it's not that i think Sunday "church" service needs to be a 2hr community club, it's that people need to stop confining their interaction with the church community to merely 2 hours every week at a "service".

you also said, "Its like.. your damned if you do and your damned if your dont"

I'm talking about connecting with people during the week - valuing and living out a Kingdom value of relationships. If the church "community" were interacting as a community, then it doesn't matter how "deep" Sunday is because it's simply another point of connection - not the sole means of connection.

You're not 'damned if you do and damned if you don't'. You're just missing the point if you think all lonely people are wanting is to be connected with at that 2 hr service and not during the week.

Too much of a burden? Can't connect with EVERY single person at church during the week? I'm not saying one has to. But how about connecting with the ones that seem to need it.
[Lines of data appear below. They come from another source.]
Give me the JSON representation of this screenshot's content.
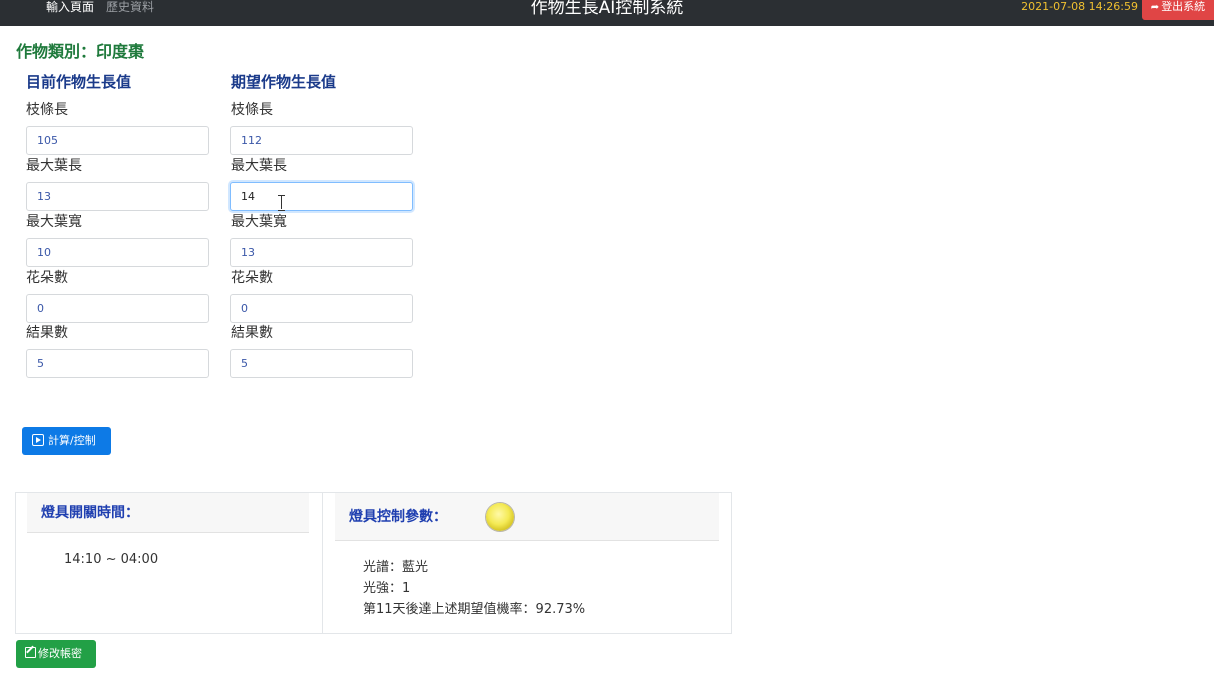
{
  "navbar": {
    "links": [
      "輸入頁面",
      "歷史資料"
    ],
    "title": "作物生長AI控制系統",
    "datetime": "2021-07-08 14:26:59",
    "logout_label": "登出系統"
  },
  "crop": {
    "label": "作物類別：",
    "value": "印度棗"
  },
  "current": {
    "heading": "目前作物生長值",
    "fields": [
      {
        "label": "枝條長",
        "value": "105"
      },
      {
        "label": "最大葉長",
        "value": "13"
      },
      {
        "label": "最大葉寬",
        "value": "10"
      },
      {
        "label": "花朵數",
        "value": "0"
      },
      {
        "label": "結果數",
        "value": "5"
      }
    ]
  },
  "expected": {
    "heading": "期望作物生長值",
    "fields": [
      {
        "label": "枝條長",
        "value": "112"
      },
      {
        "label": "最大葉長",
        "value": "14"
      },
      {
        "label": "最大葉寬",
        "value": "13"
      },
      {
        "label": "花朵數",
        "value": "0"
      },
      {
        "label": "結果數",
        "value": "5"
      }
    ]
  },
  "calc_button_label": "計算/控制",
  "light_schedule": {
    "title": "燈具開關時間：",
    "time_range": "14:10 ~ 04:00"
  },
  "light_params": {
    "title": "燈具控制參數：",
    "spectrum": "光譜：藍光",
    "intensity": "光強：1",
    "probability": "第11天後達上述期望值機率：92.73%"
  },
  "edit_account_label": "修改帳密",
  "colors": {
    "navbar": "#2b2f33",
    "logout": "#e04545",
    "primary_button": "#0d7ae6",
    "success_button": "#22a046",
    "crop_title": "#1f7a3c",
    "heading_blue": "#1a3a8a"
  },
  "icons": [
    "logout-icon",
    "play-icon",
    "light-bulb-icon",
    "edit-icon"
  ]
}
It's not a false or even unreasonable expectation to have for people within the Church community to value depth of relationships. We are called to walk with each other.

"But God has combined the members of the body and has given greater honor to the parts that lacked it, so that there should be no division in the body, but that its parts should have equal concern for each other. If one part suffers, every part suffers with it; if one part is honored, every part rejoices with it." (1 Corinthians 12:24-26)

Additionally, I'll reiterate again. In this post, i acknowledged that there are profoundly lonely people within the Church. These people simply can't be ignored by saying that they are just placing false expectations on all of us non-lonely people. The Church ought to have compassion on these people who are obviously in need.

My other point was that these lonely people can't simply expect other people to do the connecting with them. Lonely people in church need to take the initiative to connect with other people and to let their needs be known (to safe people). I know its a risk but they have to choose not to be lonely anymore. This is what I talked about at the end of the post.

As for the Gay thing, i appreciate your perspective, Jon, regarding those Scriptures. I shared that perspective for 13 years. I have since wrestled through it in prayer and study and reading and I have a different perspective regarding the interpretation of those Scriptures. It's not compromise because i simply want to enter into lust. That would be minimizing the wrestling process I went through and the journey of life with Christ that i'm on. I am walking with the Lord. The fruit speaks for itself. This blog chronicles some of that process.

I do appreciate your perspective.

Blessings all!